The adoption of digital health services and technologies has steadily been on the rise. Even in 2018, 9 out of 10 users used at least one digital health tool. But what are the tools that should be used? What are the health technology challenges you should take this year? And beyond technology, what factors should you consider? Here are 7 medical and healthcare UX challenges we think are worth taking this year.
Challenge #1) Simplify Your Communication
Healthcare when someone is sick, even when they are healthy, can be complicated and frightening. There is a lot of information out there that consumers need to understand. From a UX perspective, that means that now more than ever, you need to prioritize information, and serve up the most pertinent information in a simple, intuitive framework that the consumer can digest.
Challenge #2) Enable Positive Behavioral Change
In healthcare UX, you have a real opportunity to positively change behavior. For example, there is a steep drop-off in drug adherence for patients in the first 90 days. There are many reasons for this drop-off from patients having to learn something new to managing side effects. In building UX that will enable positive patient outcomes, we need to look not only at the end-to-end patient experience, but also consider their wants, needs, and fears in designing the right journey for new medication. In addition to ensuring patient usage, we need to develop reporting so the doctor and family members can be appropriately informed.
Challenge #3) Be Personal and Compassionate
Tools in healthcare must meet our basic technology expectations— informing and connecting—but also comforting us in our time of need. If health is personal, successful tools must have a personal, approachable tone, must exude empathy and encouragement, as they connect and educate.
When you are building healthcare and medical tools, think deeply about the user and implications. Be empathetic and personal, and consider how technology can connect people to others and to information compassionately.
Challenge #4) Integrate Data Visualization and Wearables to Managing Health Conditions
Now for something techy: wearables and data visualization. While certain wearables are on the decline, the use cases for wearables is shifting from fitness to clinical use and overall health. According to Rock Health, this use case will be stickier.
So what you can you do with this information? First, consider the trend of movement from exercise to overall health in determining the appropriate use cases for your software. For example, types of wearables on the rise include glucose monitors, and diagnostic and cardiac monitors.
From a UX perspective, make sure the design prioritizes the most important information, is intuitive and simple, and—most importantly—accurate.
Challenge #5) Leverage Artificial Intelligence in Healthcare Applications
You don’t have to look very far to see the impact of Artificial Intelligence (AI) in action. Today, machine learning has become more ubiquitous and more meaningful, too—creating user experiences that are more comprehensive and efficient.
For example, in medical UX, AI uses algorithms and software to help doctors make more accurate diagnoses and treatments.

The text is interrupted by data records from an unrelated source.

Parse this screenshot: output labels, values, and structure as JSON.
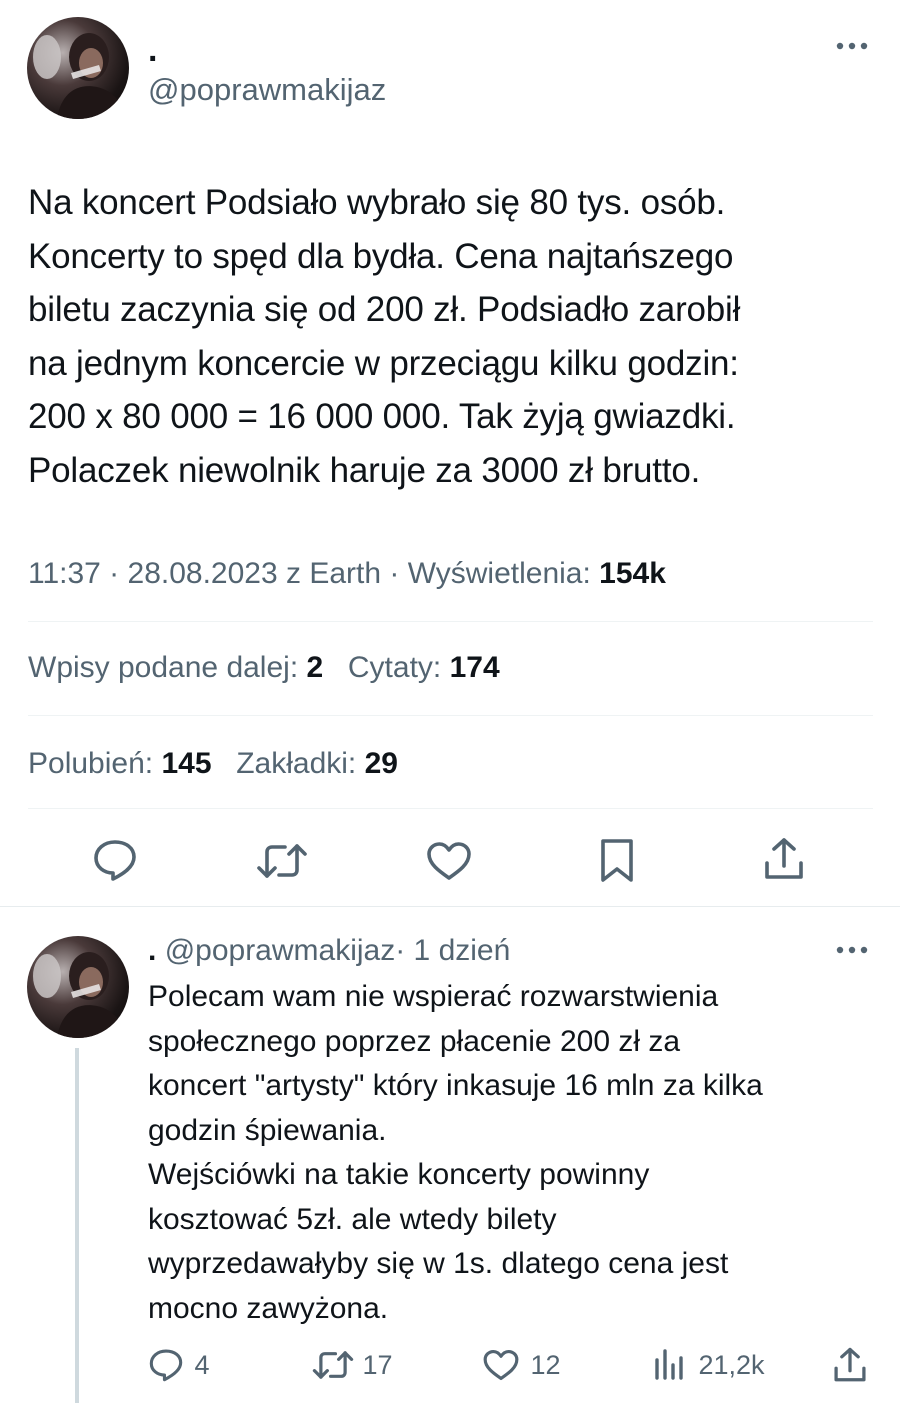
{
  "tweet": {
    "display_name": ".",
    "handle": "@poprawmakijaz",
    "text_lines": [
      "Na koncert Podsiało wybrało się 80 tys. osób.",
      "Koncerty to spęd dla bydła. Cena najtańszego",
      "biletu zaczynia się od 200 zł. Podsiadło zarobił",
      "na jednym koncercie w przeciągu kilku godzin:",
      "200 x 80 000 = 16 000 000. Tak żyją gwiazdki.",
      "Polaczek niewolnik haruje za 3000 zł brutto."
    ],
    "meta": "11:37 · 28.08.2023 z Earth · Wyświetlenia:",
    "views": "154k",
    "stats": {
      "reposts_label": "Wpisy podane dalej:",
      "reposts": "2",
      "quotes_label": "Cytaty:",
      "quotes": "174",
      "likes_label": "Polubień:",
      "likes": "145",
      "bookmarks_label": "Zakładki:",
      "bookmarks": "29"
    }
  },
  "reply": {
    "display_name": ".",
    "handle": "@poprawmakijaz",
    "time": "· 1 dzień",
    "text_lines": [
      "Polecam wam nie wspierać rozwarstwienia",
      "społecznego poprzez płacenie 200 zł za",
      "koncert \"artysty\" który inkasuje 16 mln za kilka",
      "godzin śpiewania.",
      "Wejściówki na takie koncerty powinny",
      "kosztować 5zł. ale wtedy bilety",
      "wyprzedawałyby się w 1s. dlatego cena jest",
      "mocno zawyżona."
    ],
    "actions": {
      "replies": "4",
      "reposts": "17",
      "likes": "12",
      "views": "21,2k"
    }
  },
  "icons": {
    "more": "more-horizontal-icon",
    "reply": "reply-icon",
    "repost": "repost-icon",
    "like": "heart-icon",
    "bookmark": "bookmark-icon",
    "share": "share-icon",
    "views": "views-icon"
  },
  "colors": {
    "text": "#0f1419",
    "muted": "#536471",
    "divider": "#eff3f4",
    "thread_line": "#cfd9de"
  }
}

Roche has a great example of this. The company’s software uses algorithms to identify potential cancerous cells that pathologists can confirm. AI also plays a big role in increasing the efficiency of medical care providers.
Challenge #6) Voice User Interfaces

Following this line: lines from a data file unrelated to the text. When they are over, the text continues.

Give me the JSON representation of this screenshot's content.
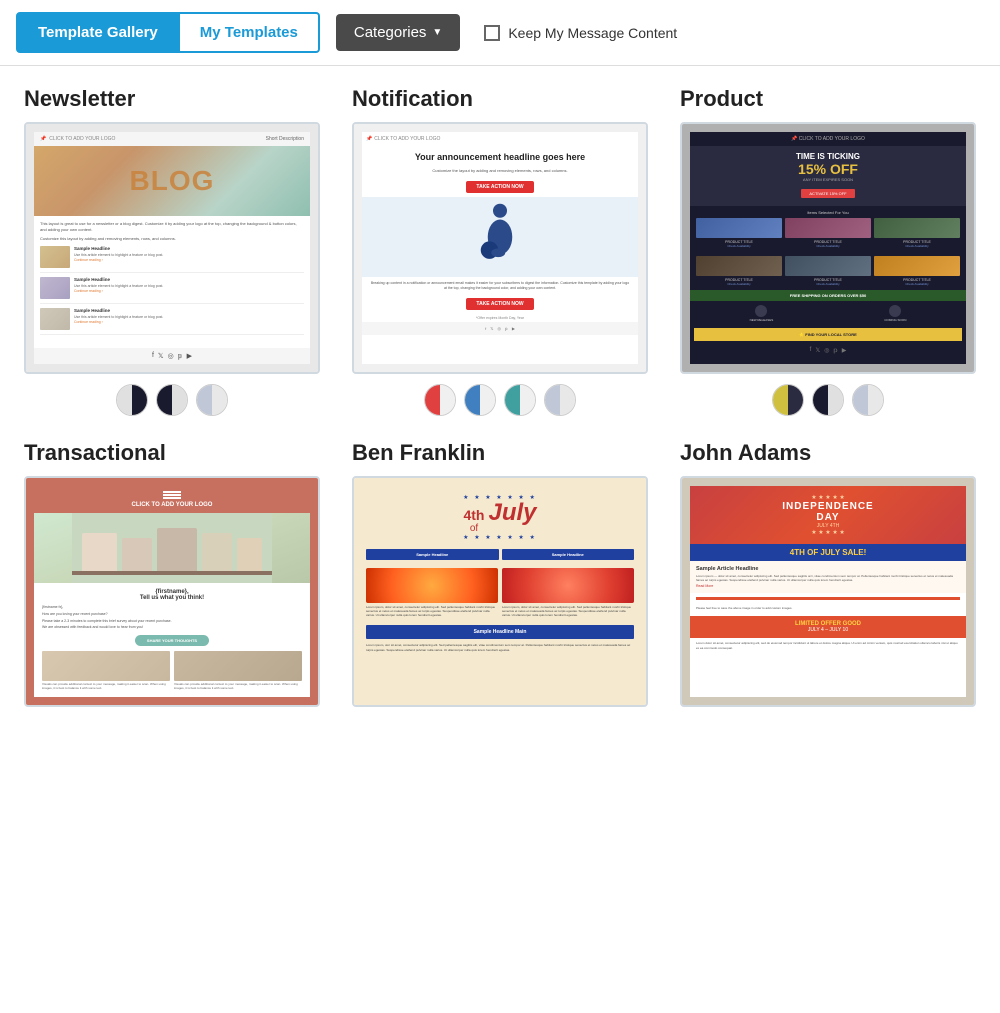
{
  "header": {
    "tab_gallery": "Template Gallery",
    "tab_my_templates": "My Templates",
    "btn_categories": "Categories",
    "keep_message_label": "Keep My Message Content"
  },
  "sections": [
    {
      "id": "newsletter",
      "title": "Newsletter",
      "swatches": [
        {
          "left": "#e0e0e0",
          "right": "#1a1a2e"
        },
        {
          "left": "#1a1a2e",
          "right": "#e0e0e0"
        },
        {
          "left": "#c0c8d8",
          "right": "#e8e8e8"
        }
      ]
    },
    {
      "id": "notification",
      "title": "Notification",
      "swatches": [
        {
          "left": "#e04040",
          "right": "#f0f0f0"
        },
        {
          "left": "#4080c0",
          "right": "#f0f0f0"
        },
        {
          "left": "#40a0a0",
          "right": "#f0f0f0"
        },
        {
          "left": "#c0c8d8",
          "right": "#e8e8e8"
        }
      ]
    },
    {
      "id": "product",
      "title": "Product",
      "swatches": [
        {
          "left": "#d0c040",
          "right": "#2a2a40"
        },
        {
          "left": "#2a2a40",
          "right": "#e0e0e0"
        },
        {
          "left": "#c0c8d8",
          "right": "#e8e8e8"
        }
      ]
    },
    {
      "id": "transactional",
      "title": "Transactional",
      "swatches": []
    },
    {
      "id": "ben-franklin",
      "title": "Ben Franklin",
      "swatches": []
    },
    {
      "id": "john-adams",
      "title": "John Adams",
      "swatches": []
    }
  ]
}
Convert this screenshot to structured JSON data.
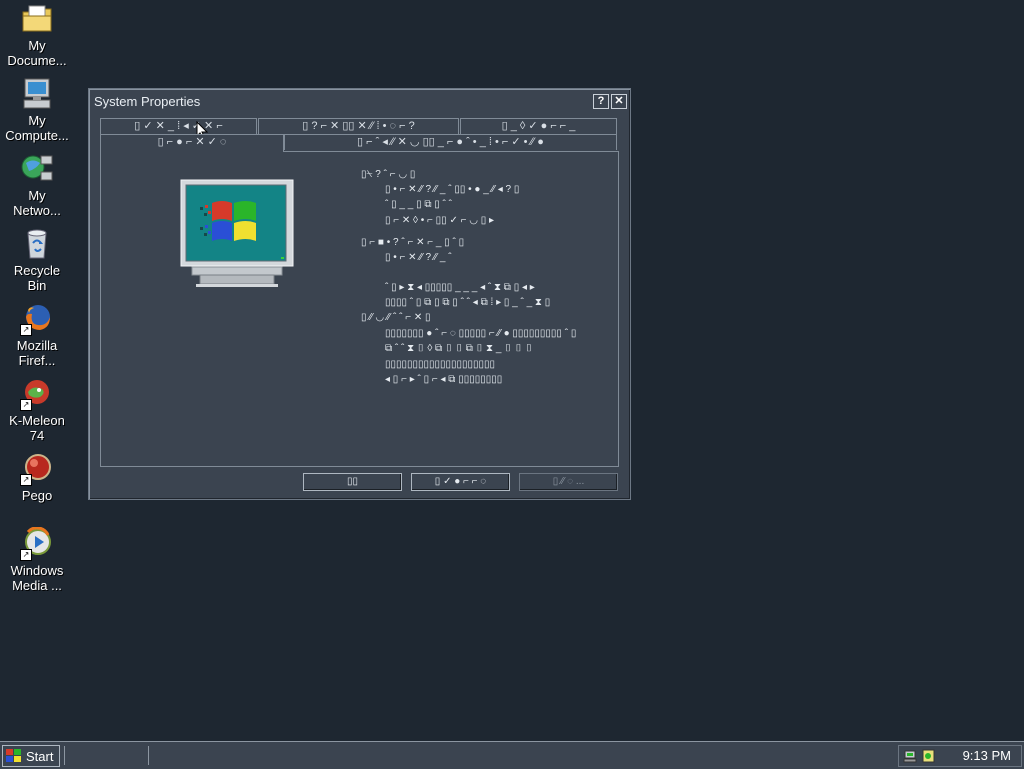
{
  "desktop": {
    "icons": [
      {
        "label_line1": "My",
        "label_line2": "Docume..."
      },
      {
        "label_line1": "My",
        "label_line2": "Compute..."
      },
      {
        "label_line1": "My",
        "label_line2": "Netwo..."
      },
      {
        "label_line1": "Recycle",
        "label_line2": "Bin"
      },
      {
        "label_line1": "Mozilla",
        "label_line2": "Firef..."
      },
      {
        "label_line1": "K-Meleon",
        "label_line2": "74"
      },
      {
        "label_line1": "Pego",
        "label_line2": ""
      },
      {
        "label_line1": "Windows",
        "label_line2": "Media ..."
      }
    ]
  },
  "window": {
    "title": "System Properties",
    "help_label": "?",
    "close_label": "✕",
    "tabs_row1": [
      "▯ ✓ ✕ _ ⁞ ◂ ✓ ✕ ⌐",
      "▯ ? ⌐ ✕ ▯▯ ✕ ⁄⁄ ⁞ • ◌ ⌐ ?",
      "▯ _ ◊ ✓ ● ⌐ ⌐ _"
    ],
    "tabs_row2": [
      "▯ ⌐ ● ⌐ ✕ ✓ ◌",
      "▯ ⌐ ˆ ◂ ⁄⁄ ✕ ◡ ▯▯ _ ⌐ ● ˆ • _ ⁞ • ⌐ ✓ • ⁄⁄ ●"
    ],
    "info_lines": [
      "▯⍀ ? ˆ ⌐ ◡ ▯",
      "▯ • ⌐ ✕ ⁄⁄ ? ⁄⁄ _ ˆ ▯▯ • ● _ ⁄⁄ ◂ ? ▯",
      "ˆ ▯ _ _ ▯ ⧉ ▯ ˆ ˆ",
      "▯ ⌐ ✕ ◊ • ⌐ ▯▯ ✓ ⌐ ◡ ▯ ▸",
      "▯ ⌐ ■ • ? ˆ ⌐ ✕ ⌐ _ ▯ ˆ ▯",
      "▯ • ⌐ ✕ ⁄⁄ ? ⁄⁄ _ ˆ",
      "ˆ ▯ ▸ ⧗ ◂ ▯▯▯▯▯ _ _ _ ◂ ˆ ⧗ ⧉ ▯ ◂ ▸",
      "▯▯▯▯ ˆ ▯ ⧉ ▯ ⧉ ▯ ˆ ˆ ◂ ⧉ ⁞ ▸ ▯ _ ˆ _ ⧗ ▯",
      "▯ ⁄⁄ ◡ ⁄⁄ ˆ ˆ ⌐ ✕ ▯",
      "▯▯▯▯▯▯▯ ● ˆ ⌐ ◌ ▯▯▯▯▯ ⌐ ⁄⁄ ● ▯▯▯▯▯▯▯▯▯ ˆ ▯",
      "⧉ ˆ ˆ ⧗ ▯ ◊ ⧉ ▯ ▯ ⧉ ▯ ⧗ _ ▯ ▯ ▯",
      "▯▯▯▯▯▯▯▯▯▯▯▯▯▯▯▯▯▯▯▯",
      "◂ ▯ ⌐ ▸ ˆ ▯ ⌐ ◂ ⧉ ▯▯▯▯▯▯▯▯"
    ],
    "buttons": {
      "ok": "▯▯",
      "cancel": "▯ ✓ ● ⌐ ⌐ ◌",
      "apply": "▯ ⁄⁄ ◌ ..."
    }
  },
  "taskbar": {
    "start_label": "Start",
    "clock": "9:13 PM"
  }
}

In our medical and life science practice, we’ve seen that voice technology can have great potential for impactful use cases. Not only are Voice User Interfaces well positioned to help an aging population of seniors with mobility issues, but VUI also have a place in healthcare labor. For example, today often highly skilled physicians are spending hours inputting data into health records.
Here are 7 possible applications for Voice User Interfaces: aging and mobility, patient provider communication, physicians notes, speech and hearing difficulty, using vocal biomarkers to diagnose certain cognitive disorders, and patient engagement.
Challenge #7) Personalize Experiences in Healthcare
With technology, more personalized experiences are possible. And, done right, this is critical in healthcare. Patients don’t want to feel like a number. They need a personalized experience.
There are quite a few examples of personalized medicine. For example, Doctor on Demand provides personalized live video doctor visits to assess symptoms, diagnose conditions and write prescriptions. The website Your.MD uses Artificial Intelligence to help you find safe health information so you can make the best choices for your health.
Today’s technology makes it even more possible to improve medical and healthcare UX experiences. But you can’t just deploy technology for technology’s sake. If you’re building or updating a digital health solution, contact us. We’d love to share the latest trends and leading examples.